-- WHAT THE EXERCISE ASKS --
Among the records, which lines hold the word "value"? Pick them out.

-- MATERIAL TO PROCESS --
◇ ◇ ◇ ◇

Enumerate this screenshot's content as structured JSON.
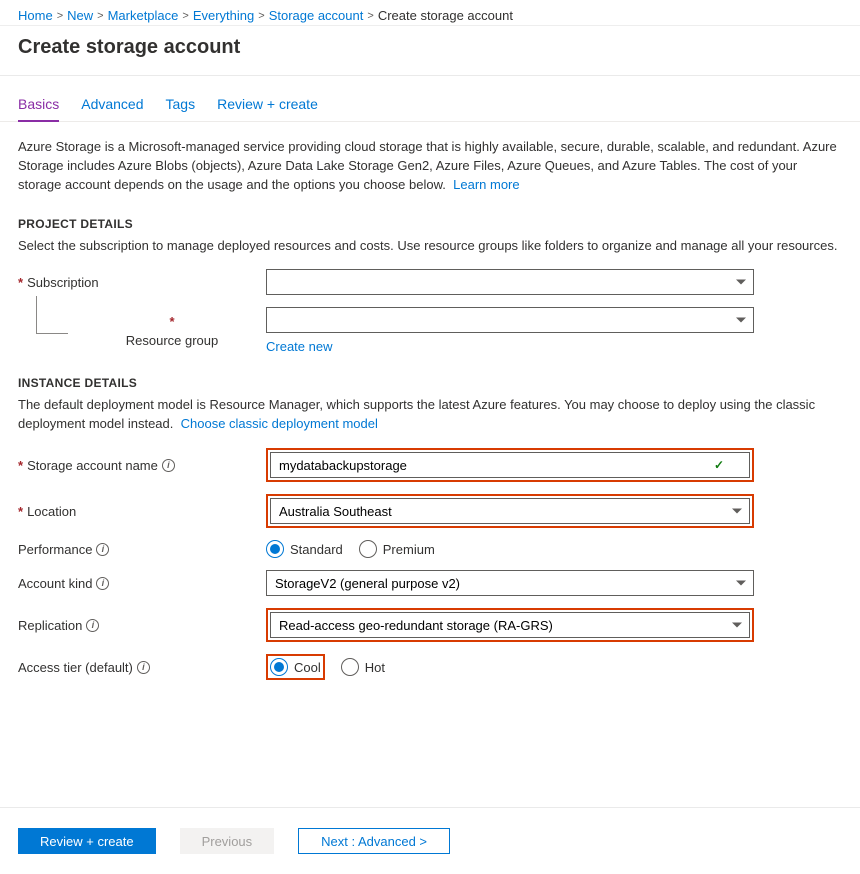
{
  "breadcrumb": {
    "items": [
      "Home",
      "New",
      "Marketplace",
      "Everything",
      "Storage account"
    ],
    "current": "Create storage account"
  },
  "page_title": "Create storage account",
  "tabs": {
    "items": [
      "Basics",
      "Advanced",
      "Tags",
      "Review + create"
    ],
    "active": "Basics"
  },
  "intro": {
    "text": "Azure Storage is a Microsoft-managed service providing cloud storage that is highly available, secure, durable, scalable, and redundant. Azure Storage includes Azure Blobs (objects), Azure Data Lake Storage Gen2, Azure Files, Azure Queues, and Azure Tables. The cost of your storage account depends on the usage and the options you choose below.",
    "learn_more": "Learn more"
  },
  "sections": {
    "project": {
      "header": "PROJECT DETAILS",
      "desc": "Select the subscription to manage deployed resources and costs. Use resource groups like folders to organize and manage all your resources."
    },
    "instance": {
      "header": "INSTANCE DETAILS",
      "desc_prefix": "The default deployment model is Resource Manager, which supports the latest Azure features. You may choose to deploy using the classic deployment model instead.",
      "classic_link": "Choose classic deployment model"
    }
  },
  "fields": {
    "subscription": {
      "label": "Subscription",
      "value": ""
    },
    "resource_group": {
      "label": "Resource group",
      "value": "",
      "create_new": "Create new"
    },
    "storage_name": {
      "label": "Storage account name",
      "value": "mydatabackupstorage"
    },
    "location": {
      "label": "Location",
      "value": "Australia Southeast"
    },
    "performance": {
      "label": "Performance",
      "options": [
        "Standard",
        "Premium"
      ],
      "selected": "Standard"
    },
    "account_kind": {
      "label": "Account kind",
      "value": "StorageV2 (general purpose v2)"
    },
    "replication": {
      "label": "Replication",
      "value": "Read-access geo-redundant storage (RA-GRS)"
    },
    "access_tier": {
      "label": "Access tier (default)",
      "options": [
        "Cool",
        "Hot"
      ],
      "selected": "Cool"
    }
  },
  "footer": {
    "review": "Review + create",
    "previous": "Previous",
    "next": "Next : Advanced >"
  }
}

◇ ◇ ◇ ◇

-- RESPONSE TO THIS EXERCISE --
      "value": ""
      "value": "",
      "value": "mydatabackupstorage"
      "value": "Australia Southeast"
      "value": "StorageV2 (general purpose v2)"
      "value": "Read-access geo-redundant storage (RA-GRS)"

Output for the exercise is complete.